NT times has a nice interactive feature that takes a few inputs and calculates whether it will be better to rent or purchase. The required inputs are: (1) Monthly rent, (2) Home price, (3) Down payment, (4) Mortgage rate, and (5) Property tax rate. A lot depends on what you enter for these inputs. Property tax rates usually vary between 1 % and 2.5 % (surprisingly Texas is at the higher end - effect of no state income tax?) I think one should add the average cost of maintenance of the house to this number. Check this website - - not sure how reliable it but it gives a suggestion that maintenance costs are 1 % of home value on an average. That is effectively increasing the property tax rate by 1 %. In NY and NY, the property tax rate is around 1.8 %. So, effective property tax rate would be 2.8 %. 30 year fixed rate mortgage is approximately 3.6 %. Cost of house and rent are ($800000, $2000) in NY, (300000, 1000) in Texas, and so on. Also, it is assumed that house value increases at 2% and rent at 3%.

*I made a mistake regarding the effective property tax rate. Actually, there are other numbers that can be entered through the "Advanced Settings", which includes stuff like maintenance costs. That actually adds the 1 % I added to the property tax rate.
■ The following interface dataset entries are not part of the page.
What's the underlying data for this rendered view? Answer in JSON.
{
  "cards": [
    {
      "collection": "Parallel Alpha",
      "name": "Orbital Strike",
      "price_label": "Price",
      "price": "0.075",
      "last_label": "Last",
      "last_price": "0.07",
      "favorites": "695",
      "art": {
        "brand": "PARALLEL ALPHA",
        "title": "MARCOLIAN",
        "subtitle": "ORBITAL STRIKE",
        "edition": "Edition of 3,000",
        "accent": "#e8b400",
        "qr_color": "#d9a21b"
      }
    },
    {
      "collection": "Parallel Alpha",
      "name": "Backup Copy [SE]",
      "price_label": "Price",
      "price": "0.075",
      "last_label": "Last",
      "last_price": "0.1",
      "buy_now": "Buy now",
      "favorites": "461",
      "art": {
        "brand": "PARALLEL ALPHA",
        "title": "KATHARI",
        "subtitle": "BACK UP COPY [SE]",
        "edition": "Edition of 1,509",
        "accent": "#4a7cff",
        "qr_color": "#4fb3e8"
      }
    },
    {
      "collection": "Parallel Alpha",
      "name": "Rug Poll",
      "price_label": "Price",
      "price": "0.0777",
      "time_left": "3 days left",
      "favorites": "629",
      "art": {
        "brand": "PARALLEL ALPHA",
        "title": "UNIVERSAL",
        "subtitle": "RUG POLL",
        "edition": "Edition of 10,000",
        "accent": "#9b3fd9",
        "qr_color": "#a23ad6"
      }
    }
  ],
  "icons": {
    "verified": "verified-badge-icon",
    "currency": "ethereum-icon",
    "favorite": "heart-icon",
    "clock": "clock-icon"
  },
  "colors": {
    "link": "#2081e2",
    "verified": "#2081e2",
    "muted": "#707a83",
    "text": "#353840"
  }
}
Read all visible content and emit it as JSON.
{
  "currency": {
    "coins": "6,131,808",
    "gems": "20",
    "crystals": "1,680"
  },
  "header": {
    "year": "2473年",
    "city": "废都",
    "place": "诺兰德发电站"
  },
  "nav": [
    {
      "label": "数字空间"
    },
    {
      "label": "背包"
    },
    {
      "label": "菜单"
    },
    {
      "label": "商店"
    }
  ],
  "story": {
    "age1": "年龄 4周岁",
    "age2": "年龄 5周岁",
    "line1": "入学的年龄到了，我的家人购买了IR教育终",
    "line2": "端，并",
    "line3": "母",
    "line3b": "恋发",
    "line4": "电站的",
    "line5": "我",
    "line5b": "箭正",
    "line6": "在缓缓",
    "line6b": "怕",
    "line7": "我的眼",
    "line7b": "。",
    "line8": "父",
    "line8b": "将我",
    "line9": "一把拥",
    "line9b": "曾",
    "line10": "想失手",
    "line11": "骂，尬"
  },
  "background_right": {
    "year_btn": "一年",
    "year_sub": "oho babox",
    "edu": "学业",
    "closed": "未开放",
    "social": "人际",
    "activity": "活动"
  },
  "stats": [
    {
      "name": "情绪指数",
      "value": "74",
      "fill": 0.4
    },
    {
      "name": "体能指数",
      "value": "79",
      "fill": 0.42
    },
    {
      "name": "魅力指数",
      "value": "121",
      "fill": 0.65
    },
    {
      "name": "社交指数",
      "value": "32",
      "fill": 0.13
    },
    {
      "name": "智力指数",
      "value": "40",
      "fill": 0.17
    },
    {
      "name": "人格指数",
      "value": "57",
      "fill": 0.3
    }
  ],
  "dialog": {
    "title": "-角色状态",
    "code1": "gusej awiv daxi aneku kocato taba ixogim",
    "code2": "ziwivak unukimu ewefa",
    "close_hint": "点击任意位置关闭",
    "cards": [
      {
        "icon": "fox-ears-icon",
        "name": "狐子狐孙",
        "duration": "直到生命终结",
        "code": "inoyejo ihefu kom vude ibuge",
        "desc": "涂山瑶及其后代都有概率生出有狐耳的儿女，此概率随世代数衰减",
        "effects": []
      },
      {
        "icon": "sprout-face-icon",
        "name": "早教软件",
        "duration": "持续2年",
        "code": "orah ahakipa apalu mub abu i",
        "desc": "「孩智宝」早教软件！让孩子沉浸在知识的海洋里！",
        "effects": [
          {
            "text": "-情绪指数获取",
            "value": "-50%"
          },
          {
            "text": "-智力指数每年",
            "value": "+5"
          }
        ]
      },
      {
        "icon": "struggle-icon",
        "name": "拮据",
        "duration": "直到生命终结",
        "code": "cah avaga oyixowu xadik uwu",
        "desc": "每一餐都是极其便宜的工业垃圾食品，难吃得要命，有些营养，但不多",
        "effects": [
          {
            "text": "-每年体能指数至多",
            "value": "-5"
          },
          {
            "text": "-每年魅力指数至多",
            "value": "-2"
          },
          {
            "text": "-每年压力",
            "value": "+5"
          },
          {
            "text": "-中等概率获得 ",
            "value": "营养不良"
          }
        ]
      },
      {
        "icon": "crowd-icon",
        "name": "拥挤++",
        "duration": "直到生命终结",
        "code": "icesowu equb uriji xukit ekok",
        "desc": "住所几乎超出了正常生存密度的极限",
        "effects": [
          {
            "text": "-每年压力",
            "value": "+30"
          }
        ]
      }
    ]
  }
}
Clearly renting turns out to be better in NYC. Surprising thing is that it turns out that the numbers I used as representative of Texas also implies that renting is better. That makes me feel good about my bias towards renting - rather not having to own. But it is kind of surprising. I have not looked into the details of the NYT interactive tool. I am not sure how it takes tax benefits of mortgage interest rates into account. In any case, before you make any big decision like buying a house, play around with tools like these.

Obviously, some owners will have other reasons than just owning the home as an investment. But those of you thinking of home as an investment, listen to Robert Shiller (he of the Case-Shiller home price index) talk on this topic.

No comments:

Post a Comment